-Peter Evans, Embedded Autonomy: States and Industrial Transformation. Princeton, 1995. Chapter One

-Midgal, Joel S. "Studying the State," Comparative Politics: Rationality, Culture, and Structure. Lichbach and Zuckerman, eds.: 208-235.

-Stepan, Alfred. "State Power and the Strength of Civil Society in the Southern Cone of Latin America," in Peter Evans and Theda Skocpol, eds. Bringing the State Back In, pp.317-343

-Michael Walzer, “Intellectuals, Social Classes, and Revolutions,” in Skocpol, ed., Democracy, Revolution, pp.127-42

-Susan C. Stokes, Culture in Conflict, Social Movements and the State in Peru (University of California Press, 1995) pp.5-12, 16-31

Suggested readings:

-Chalmers Johnson, MITI and the Japanese Economic Miracle (Stanford University Press, 1978)

-Kurt Schock, Unarmed Insurrections (University of Minnesota Press, 2005)


November 21, The State and State-Society Relations (II)

Required readings:

-Joel S. Migdal, State in Society (Cambridge University Press, 2001) pp.

-Omar G. Encarnacion, “Civil Society Reconsidered,” Comparative Politics, 38:3, April 2006, pp.357-75

-Kenneth M. Roberts, “Populism, Political Conflict, and Grass-Roots Organization in Latin America,” Comparative Politics, 38:2, January 2006, pp.127-47

Suggested readings:

-Ashutosh Varshney, Democracy, Development, and the Countryside (Cambridge University Press, 1998)

-Donald L. Horowitz, Ethnic Groups in Conflict (University of California Press, 1985)


November 28, Political Participation

Required readings:

-Joan Nelson, “Political Participation,” in Myron Weiner and Samuel P. Huntington, eds. Understanding Political Development (Little, Brown and Co., 1987) pp.103-49

-Henry Milner, Civic Literacy (Tufts University, 2002) pp. 13-31, 38-49

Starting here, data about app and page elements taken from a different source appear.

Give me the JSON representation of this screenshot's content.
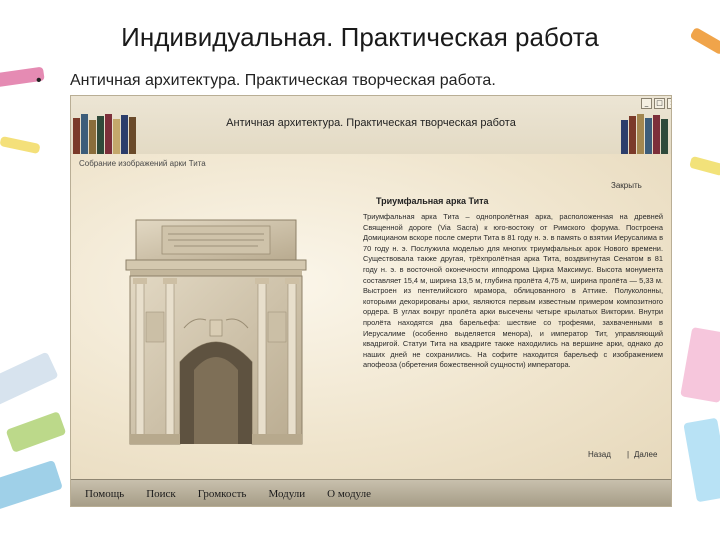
{
  "slide": {
    "title": "Индивидуальная. Практическая работа",
    "bullet_mark": "•",
    "bullet_text": "Античная архитектура. Практическая творческая работа."
  },
  "app": {
    "title": "Античная архитектура. Практическая творческая работа",
    "window_buttons": [
      "_",
      "□",
      "×"
    ],
    "breadcrumb": "Собрание изображений арки Тита",
    "back_to_list": "Закрыть",
    "article": {
      "title": "Триумфальная арка Тита",
      "body": "Триумфальная арка Тита – однопролётная арка, расположенная на древней Священной дороге (Via Sacra) к юго-востоку от Римского форума. Построена Домицианом вскоре после смерти Тита в 81 году н. э. в память о взятии Иерусалима в 70 году н. э. Послужила моделью для многих триумфальных арок Нового времени. Существовала также другая, трёхпролётная арка Тита, воздвигнутая Сенатом в 81 году н. э. в восточной оконечности ипподрома Цирка Максимус. Высота монумента составляет 15,4 м, ширина 13,5 м, глубина пролёта 4,75 м, ширина пролёта — 5,33 м. Выстроен из пентелийского мрамора, облицованного в Аттике. Полуколонны, которыми декорированы арки, являются первым известным примером композитного ордера. В углах вокруг пролёта арки высечены четыре крылатых Виктории. Внутри пролёта находятся два барельефа: шествие со трофеями, захваченными в Иерусалиме (особенно выделяется менора), и император Тит, управляющий квадригой. Статуи Тита на квадриге также находились на вершине арки, однако до наших дней не сохранились. На софите находится барельеф с изображением апофеоза (обретения божественной сущности) императора."
    },
    "nav": {
      "back": "Назад",
      "separator": "|",
      "next": "Далее"
    },
    "menu": [
      "Помощь",
      "Поиск",
      "Громкость",
      "Модули",
      "О модуле"
    ]
  },
  "colors": {
    "app_background": "#f1ead9",
    "menubar": "#b4ac97",
    "stone": "#d8cdb7"
  }
}
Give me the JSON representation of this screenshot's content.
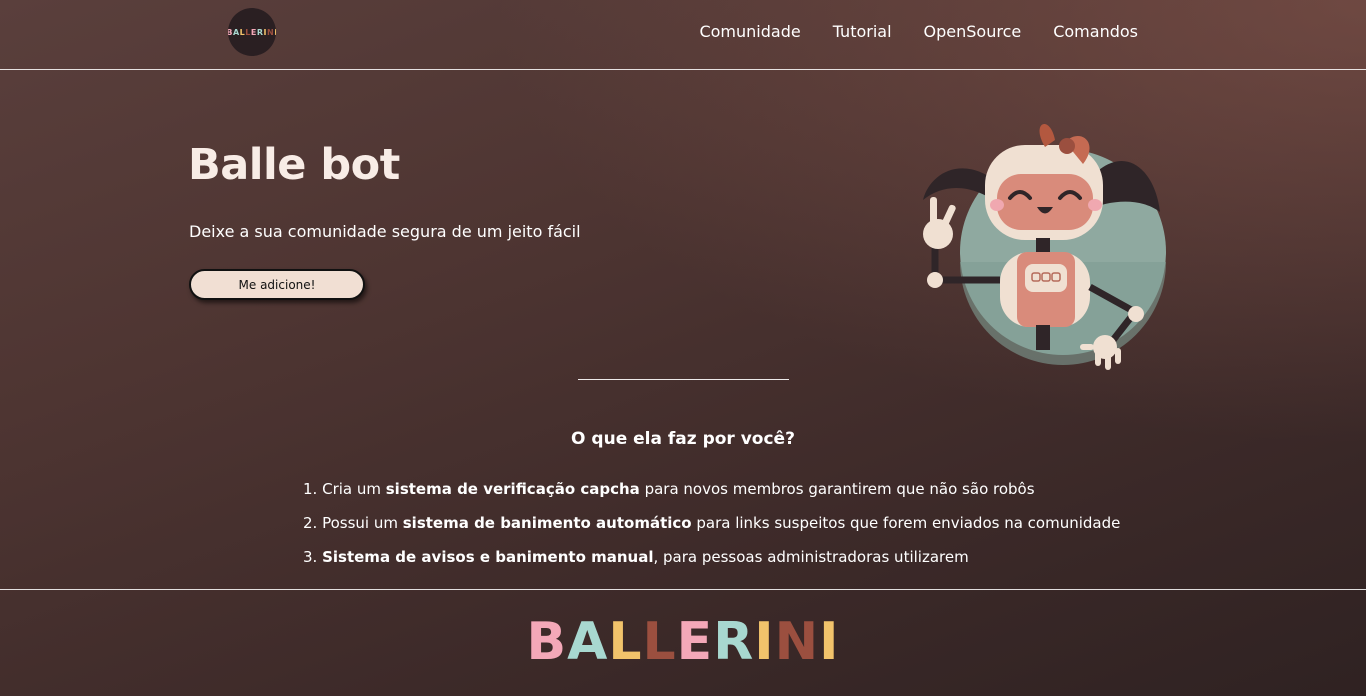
{
  "header": {
    "logo_text": "BALLERINI",
    "nav": [
      {
        "label": "Comunidade"
      },
      {
        "label": "Tutorial"
      },
      {
        "label": "OpenSource"
      },
      {
        "label": "Comandos"
      }
    ]
  },
  "hero": {
    "title": "Balle bot",
    "subtitle": "Deixe a sua comunidade segura de um jeito fácil",
    "button_label": "Me adicione!",
    "illustration": "robot-girl-mascot"
  },
  "features": {
    "title": "O que ela faz por você?",
    "items": [
      {
        "num": "1.",
        "pre": "Cria um ",
        "bold": "sistema de verificação capcha",
        "post": " para novos membros garantirem que não são robôs"
      },
      {
        "num": "2.",
        "pre": "Possui um ",
        "bold": "sistema de banimento automático",
        "post": " para links suspeitos que forem enviados na comunidade"
      },
      {
        "num": "3.",
        "pre": "",
        "bold": "Sistema de avisos e banimento manual",
        "post": ", para pessoas administradoras utilizarem"
      }
    ]
  },
  "footer": {
    "logo_text": "BALLERINI"
  },
  "colors": {
    "button_bg": "#f1dfd3",
    "logo_letters": [
      "#f4a8b8",
      "#a8d8d0",
      "#f2c36b",
      "#9b4f3f",
      "#f4a8b8",
      "#a8d8d0",
      "#f2c36b",
      "#9b4f3f",
      "#f2c36b"
    ]
  }
}
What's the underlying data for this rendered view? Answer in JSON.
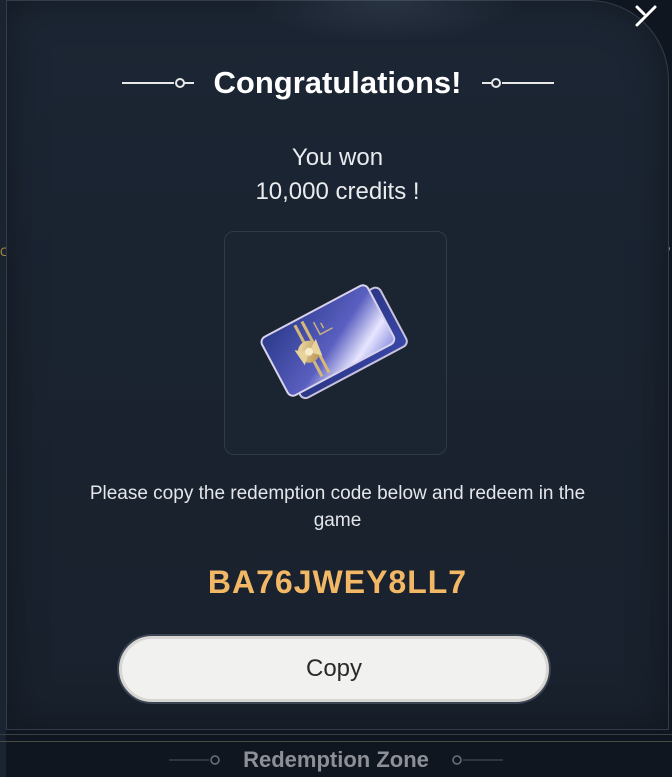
{
  "modal": {
    "title": "Congratulations!",
    "won_line1": "You won",
    "won_line2": "10,000 credits !",
    "instructions": "Please copy the redemption code below and redeem in the game",
    "code": "BA76JWEY8LL7",
    "copy_label": "Copy",
    "close_icon": "close-icon",
    "prize_icon": "credits-ticket-icon"
  },
  "background": {
    "footer_title": "Redemption Zone",
    "right_mark": "w",
    "left_mark": "C"
  },
  "colors": {
    "code": "#f2b865",
    "modal_bg": "#1a2330",
    "button_bg": "#f1f1ef"
  }
}
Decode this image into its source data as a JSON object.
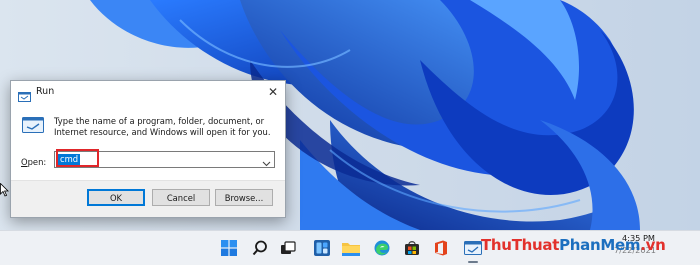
{
  "dialog": {
    "title": "Run",
    "description": "Type the name of a program, folder, document, or Internet resource, and Windows will open it for you.",
    "open_label_prefix": "",
    "open_label_accel": "O",
    "open_label_rest": "pen:",
    "input_value": "cmd",
    "ok_label": "OK",
    "cancel_label": "Cancel",
    "browse_label": "Browse...",
    "close_glyph": "✕"
  },
  "taskbar": {
    "time": "4:35 PM",
    "date": "7/22/2021",
    "icons": [
      "windows-start-icon",
      "search-icon",
      "task-view-icon",
      "widgets-icon",
      "file-explorer-icon",
      "edge-icon",
      "store-icon",
      "office-icon",
      "run-icon"
    ]
  },
  "watermark": {
    "part1": "ThuThuat",
    "part2": "PhanMem",
    "part3": ".vn"
  },
  "colors": {
    "accent": "#0078d7",
    "highlight": "#e0262a",
    "wallpaper_base": "#1a56d6"
  }
}
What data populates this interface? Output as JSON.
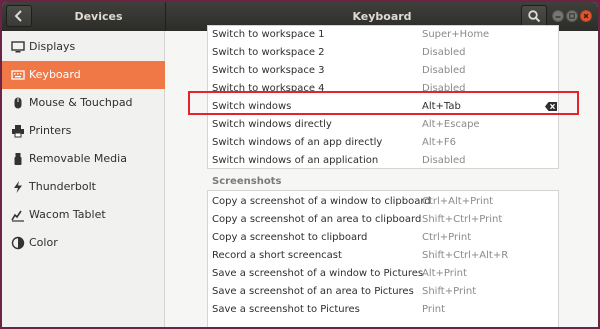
{
  "header": {
    "left_title": "Devices",
    "title": "Keyboard",
    "back_icon": "chevron-left-icon",
    "search_icon": "search-icon"
  },
  "sidebar": {
    "items": [
      {
        "label": "Displays",
        "icon": "display-icon",
        "active": false
      },
      {
        "label": "Keyboard",
        "icon": "keyboard-icon",
        "active": true
      },
      {
        "label": "Mouse & Touchpad",
        "icon": "mouse-icon",
        "active": false
      },
      {
        "label": "Printers",
        "icon": "printer-icon",
        "active": false
      },
      {
        "label": "Removable Media",
        "icon": "usb-icon",
        "active": false
      },
      {
        "label": "Thunderbolt",
        "icon": "thunderbolt-icon",
        "active": false
      },
      {
        "label": "Wacom Tablet",
        "icon": "tablet-icon",
        "active": false
      },
      {
        "label": "Color",
        "icon": "color-icon",
        "active": false
      }
    ]
  },
  "navigation_rows": [
    {
      "name": "Switch to workspace 1",
      "accel": "Super+Home"
    },
    {
      "name": "Switch to workspace 2",
      "accel": "Disabled"
    },
    {
      "name": "Switch to workspace 3",
      "accel": "Disabled"
    },
    {
      "name": "Switch to workspace 4",
      "accel": "Disabled"
    },
    {
      "name": "Switch windows",
      "accel": "Alt+Tab",
      "selected": true
    },
    {
      "name": "Switch windows directly",
      "accel": "Alt+Escape"
    },
    {
      "name": "Switch windows of an app directly",
      "accel": "Alt+F6"
    },
    {
      "name": "Switch windows of an application",
      "accel": "Disabled"
    }
  ],
  "screenshots": {
    "title": "Screenshots",
    "rows": [
      {
        "name": "Copy a screenshot of a window to clipboard",
        "accel": "Ctrl+Alt+Print"
      },
      {
        "name": "Copy a screenshot of an area to clipboard",
        "accel": "Shift+Ctrl+Print"
      },
      {
        "name": "Copy a screenshot to clipboard",
        "accel": "Ctrl+Print"
      },
      {
        "name": "Record a short screencast",
        "accel": "Shift+Ctrl+Alt+R"
      },
      {
        "name": "Save a screenshot of a window to Pictures",
        "accel": "Alt+Print"
      },
      {
        "name": "Save a screenshot of an area to Pictures",
        "accel": "Shift+Print"
      },
      {
        "name": "Save a screenshot to Pictures",
        "accel": "Print"
      }
    ]
  },
  "colors": {
    "accent": "#f07746",
    "highlight_border": "#e3252b",
    "headerbar": "#3a3a37",
    "close_button": "#e2572e"
  }
}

-Myron Weiner, “Political Participation: Crisis of the Political Process,” in Leonard Binder et al. Crises and Sequences in Political Development (Princeton University Press, 1971) pp.159-74

Suggested Readings:

-S.M. Lipset and Stein Rokkan, “Class Structures, Party Systems, and Voter Alignments: An Introduction,” in Lipset and Rokkan, eds. Party Systems and Voter Alignments: Cross-National Perspectives. The Free Press, 1967, pp.1-33

-Susan J. Pharr and Robert D. Putnam, eds. Disaffected Democracies (Princeton University Press, 2000)


December 5, A substantive or methodological synthesis?

Required reading:

-Lichbach, Mark I. "Social Theory and Comparative Politics," Comparative Politics: Rationality, Culture, and Structure. Lichbach and Zuckerman: 239-276.


December 9, 6-7:50, final exam